● **EXERCISE AIM**: Your answer should be the lines of the material that include the word "runtime".

● **EXTRACTED RECORDS**:
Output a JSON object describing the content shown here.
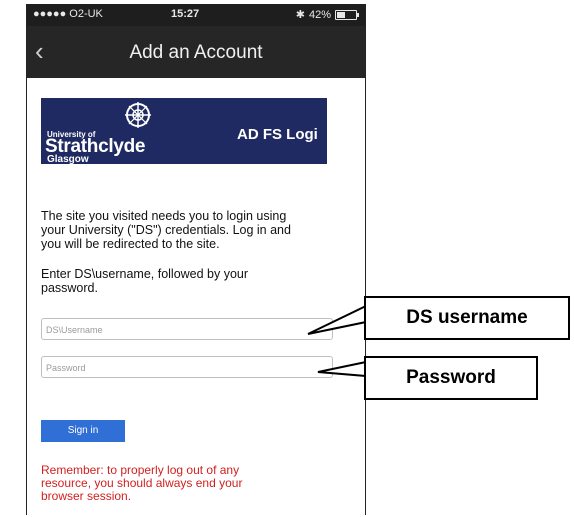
{
  "status_bar": {
    "carrier": "●●●●● O2-UK",
    "time": "15:27",
    "battery": "42%",
    "battery_level": 0.42
  },
  "nav": {
    "back_icon": "chevron-left-icon",
    "title": "Add an Account"
  },
  "banner": {
    "university_small": "University of",
    "university_big": "Strathclyde",
    "university_city": "Glasgow",
    "login_title": "AD FS Logi",
    "background_color": "#1f2a62"
  },
  "intro": {
    "line1": "The site you visited needs you to login using",
    "line2": "your University (\"DS\") credentials. Log in and",
    "line3": "you will be redirected to the site."
  },
  "instruction": {
    "line1": "Enter DS\\username, followed by your",
    "line2": "password."
  },
  "form": {
    "username_placeholder": "DS\\Username",
    "password_placeholder": "Password",
    "signin_label": "Sign in",
    "signin_color": "#2f6fd6"
  },
  "warning": {
    "line1": "Remember: to properly log out of any",
    "line2": "resource, you should always end your",
    "line3": "browser session.",
    "color": "#d21f1f"
  },
  "callouts": {
    "username": "DS username",
    "password": "Password"
  }
}
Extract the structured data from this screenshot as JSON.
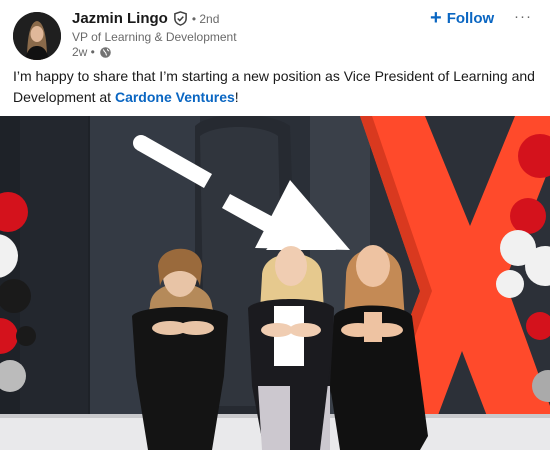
{
  "post": {
    "author": {
      "name": "Jazmin Lingo",
      "degree": "• 2nd",
      "headline": "VP of Learning & Development",
      "timestamp": "2w •"
    },
    "follow_label": "Follow",
    "more_label": "···",
    "text_before": "I’m happy to share that I’m starting a new position as Vice President of Learning and Development at ",
    "mention": "Cardone Ventures",
    "text_after": "!"
  },
  "colors": {
    "accent": "#0a66c2",
    "photo_backdrop": "#2c3038",
    "brand_x": "#ff4a2b",
    "balloon_red": "#d4121c",
    "balloon_white": "#f1f1f1",
    "balloon_black": "#1a1a1a"
  },
  "icons": {
    "verified": "verified-shield-icon",
    "globe": "globe-icon",
    "follow_plus": "plus-icon",
    "more": "ellipsis-icon"
  }
}
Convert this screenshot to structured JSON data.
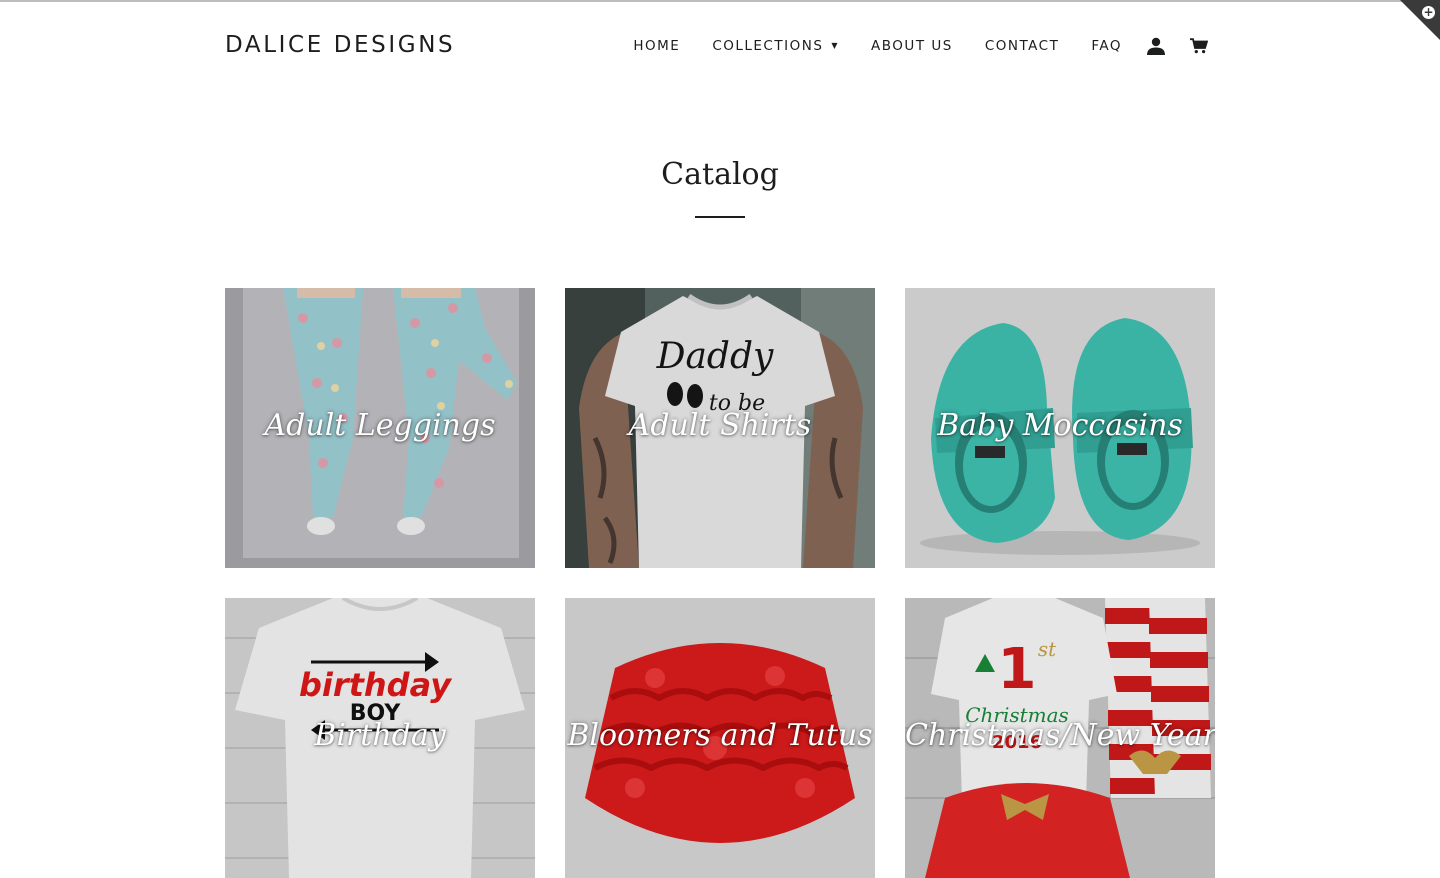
{
  "store": {
    "name": "DALICE DESIGNS"
  },
  "nav": {
    "items": [
      {
        "label": "HOME"
      },
      {
        "label": "COLLECTIONS",
        "has_dropdown": true
      },
      {
        "label": "ABOUT US"
      },
      {
        "label": "CONTACT"
      },
      {
        "label": "FAQ"
      }
    ],
    "icons": [
      "account-icon",
      "cart-icon"
    ]
  },
  "page": {
    "title": "Catalog"
  },
  "collections": [
    {
      "label": "Adult Leggings"
    },
    {
      "label": "Adult Shirts",
      "image_text": [
        "Daddy",
        "to be"
      ]
    },
    {
      "label": "Baby Moccasins"
    },
    {
      "label": "Birthday",
      "image_text": [
        "birthday",
        "BOY"
      ]
    },
    {
      "label": "Bloomers and Tutus"
    },
    {
      "label": "Christmas/New Years",
      "image_text": [
        "1",
        "st",
        "Christmas",
        "2016"
      ]
    }
  ],
  "colors": {
    "text": "#1c1d1d",
    "background": "#ffffff",
    "accent_dark": "#3a3a3a"
  }
}
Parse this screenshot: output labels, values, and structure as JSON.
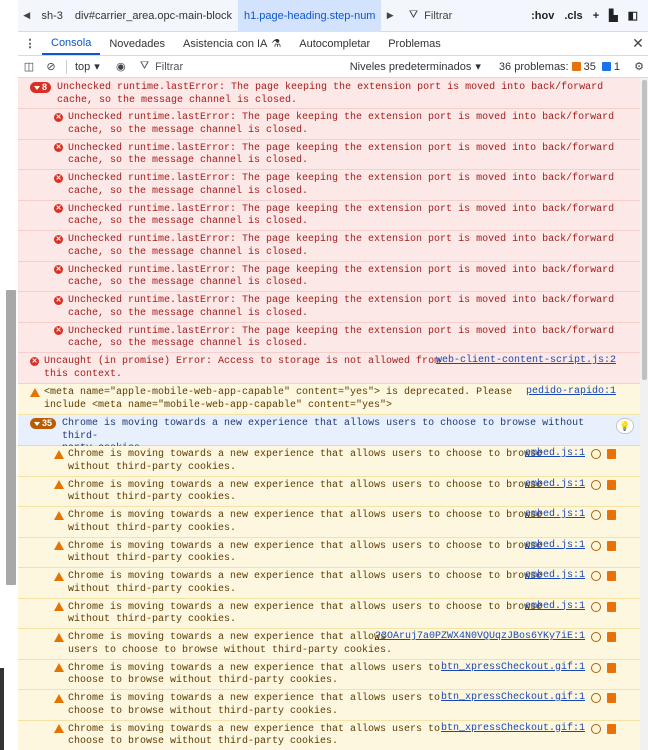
{
  "crumbbar": {
    "items": [
      "sh-3",
      "div#carrier_area.opc-main-block",
      "h1.page-heading.step-num"
    ],
    "selected_index": 2,
    "filter_placeholder": "Filtrar",
    "tool_hov": ":hov",
    "tool_cls": ".cls"
  },
  "tabs": {
    "items": [
      "Consola",
      "Novedades",
      "Asistencia con IA",
      "Autocompletar",
      "Problemas"
    ],
    "active_index": 0
  },
  "toolbar": {
    "context": "top",
    "filter_placeholder": "Filtrar",
    "levels": "Niveles predeterminados",
    "problems_label": "36 problemas:",
    "problems_warn": "35",
    "problems_info": "1"
  },
  "console": {
    "group_error_count": "8",
    "group_error_text": "Unchecked runtime.lastError: The page keeping the extension port is moved into back/forward\ncache, so the message channel is closed.",
    "child_error_text": "Unchecked runtime.lastError: The page keeping the extension port is moved into back/forward\ncache, so the message channel is closed.",
    "uncaught_text": "Uncaught (in promise) Error: Access to storage is not allowed from\nthis context.",
    "uncaught_src": "web-client-content-script.js:2",
    "meta_text": "<meta name=\"apple-mobile-web-app-capable\" content=\"yes\"> is deprecated. Please\ninclude <meta name=\"mobile-web-app-capable\" content=\"yes\">",
    "meta_src": "pedido-rapido:1",
    "group_warn_count": "35",
    "group_warn_text": "Chrome is moving towards a new experience that allows users to choose to browse without third-\nparty cookies.",
    "warn_rows": [
      {
        "text": "Chrome is moving towards a new experience that allows users to choose to browse\nwithout third-party cookies.",
        "src": "embed.js:1"
      },
      {
        "text": "Chrome is moving towards a new experience that allows users to choose to browse\nwithout third-party cookies.",
        "src": "embed.js:1"
      },
      {
        "text": "Chrome is moving towards a new experience that allows users to choose to browse\nwithout third-party cookies.",
        "src": "embed.js:1"
      },
      {
        "text": "Chrome is moving towards a new experience that allows users to choose to browse\nwithout third-party cookies.",
        "src": "embed.js:1"
      },
      {
        "text": "Chrome is moving towards a new experience that allows users to choose to browse\nwithout third-party cookies.",
        "src": "embed.js:1"
      },
      {
        "text": "Chrome is moving towards a new experience that allows users to choose to browse\nwithout third-party cookies.",
        "src": "embed.js:1"
      },
      {
        "text": "Chrome is moving towards a new experience that allows\nusers to choose to browse without third-party cookies.",
        "src": "?3OAruj7a0PZWX4N0VQUqzJBos6YKy7iE:1"
      },
      {
        "text": "Chrome is moving towards a new experience that allows users to\nchoose to browse without third-party cookies.",
        "src": "btn_xpressCheckout.gif:1"
      },
      {
        "text": "Chrome is moving towards a new experience that allows users to\nchoose to browse without third-party cookies.",
        "src": "btn_xpressCheckout.gif:1"
      },
      {
        "text": "Chrome is moving towards a new experience that allows users to\nchoose to browse without third-party cookies.",
        "src": "btn_xpressCheckout.gif:1"
      }
    ]
  },
  "colors": {
    "error_bg": "#fce8e6",
    "warn_bg": "#fef7e0",
    "info_bg": "#e8f0fe",
    "accent": "#0b57d0"
  }
}
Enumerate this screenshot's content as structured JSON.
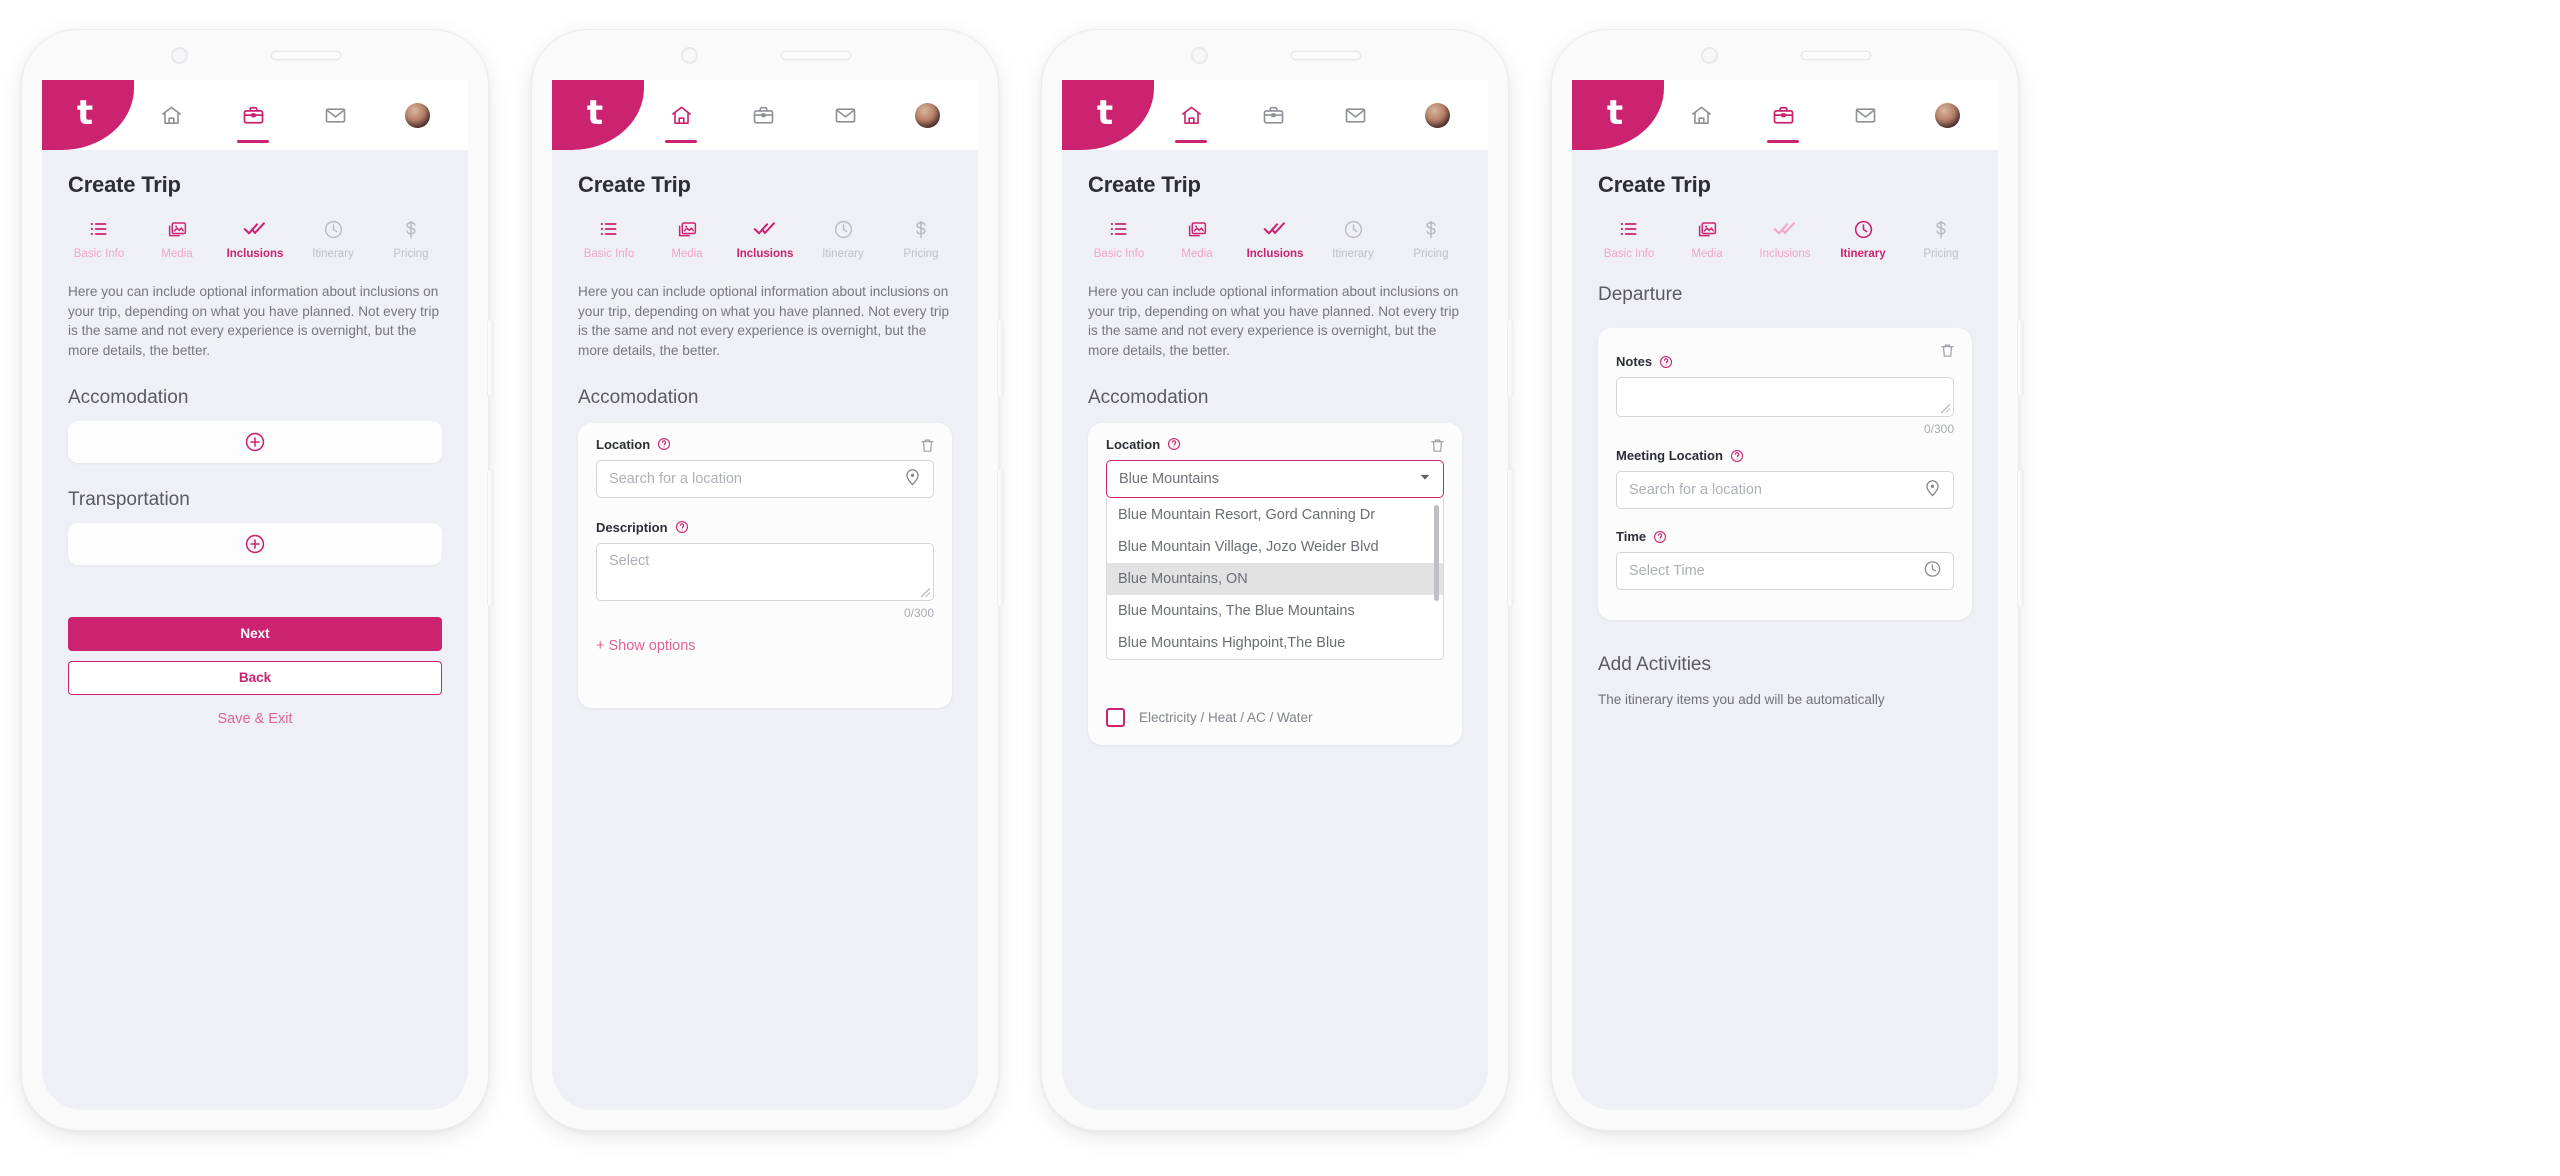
{
  "brand": {
    "pink": "#CC2370",
    "pink_light": "#e06396",
    "pink_pale": "#f1a7c4",
    "screen_bg": "#eff0f5"
  },
  "app": {
    "logo_letter": "t",
    "nav": [
      {
        "name": "home-icon",
        "label": "Home"
      },
      {
        "name": "briefcase-icon",
        "label": "Trips"
      },
      {
        "name": "mail-icon",
        "label": "Messages"
      },
      {
        "name": "avatar",
        "label": "Profile"
      }
    ]
  },
  "page_title": "Create Trip",
  "steps": [
    {
      "label": "Basic Info",
      "icon": "list-icon"
    },
    {
      "label": "Media",
      "icon": "images-icon"
    },
    {
      "label": "Inclusions",
      "icon": "double-check-icon"
    },
    {
      "label": "Itinerary",
      "icon": "clock-icon"
    },
    {
      "label": "Pricing",
      "icon": "dollar-icon"
    }
  ],
  "intro_text": "Here you can include optional information about inclusions on your trip, depending on what you have planned. Not every trip is the same and not every experience is overnight, but the more details, the better.",
  "sections": {
    "accomodation": "Accomodation",
    "transportation": "Transportation",
    "departure": "Departure",
    "add_activities": "Add Activities"
  },
  "buttons": {
    "next": "Next",
    "back": "Back",
    "save_exit": "Save & Exit",
    "show_options": "+ Show options"
  },
  "fields": {
    "location_label": "Location",
    "location_placeholder": "Search for a location",
    "location_value": "Blue Mountains",
    "description_label": "Description",
    "description_placeholder": "Select",
    "notes_label": "Notes",
    "meeting_location_label": "Meeting Location",
    "meeting_location_placeholder": "Search for a location",
    "time_label": "Time",
    "time_placeholder": "Select Time",
    "counter": "0/300"
  },
  "dropdown_options": [
    "Blue Mountain Resort, Gord Canning Dr",
    "Blue Mountain Village, Jozo Weider Blvd",
    "Blue Mountains, ON",
    "Blue Mountains, The Blue Mountains",
    "Blue Mountains Highpoint,The Blue"
  ],
  "dropdown_highlighted_index": 2,
  "checkbox": {
    "label": "Electricity / Heat / AC / Water",
    "checked": false
  },
  "activities_note": "The itinerary items you add will be automatically",
  "phones": [
    {
      "active_nav": 1,
      "active_step": 2
    },
    {
      "active_nav": 0,
      "active_step": 2
    },
    {
      "active_nav": 0,
      "active_step": 2
    },
    {
      "active_nav": 1,
      "active_step": 3
    }
  ]
}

● **RESPONSE BELOW**:
    "group_error_text": "Unchecked runtime.lastError: The page keeping the extension port is moved into back/forward\ncache, so the message channel is closed.",
    "child_error_text": "Unchecked runtime.lastError: The page keeping the extension port is moved into back/forward\ncache, so the message channel is closed.",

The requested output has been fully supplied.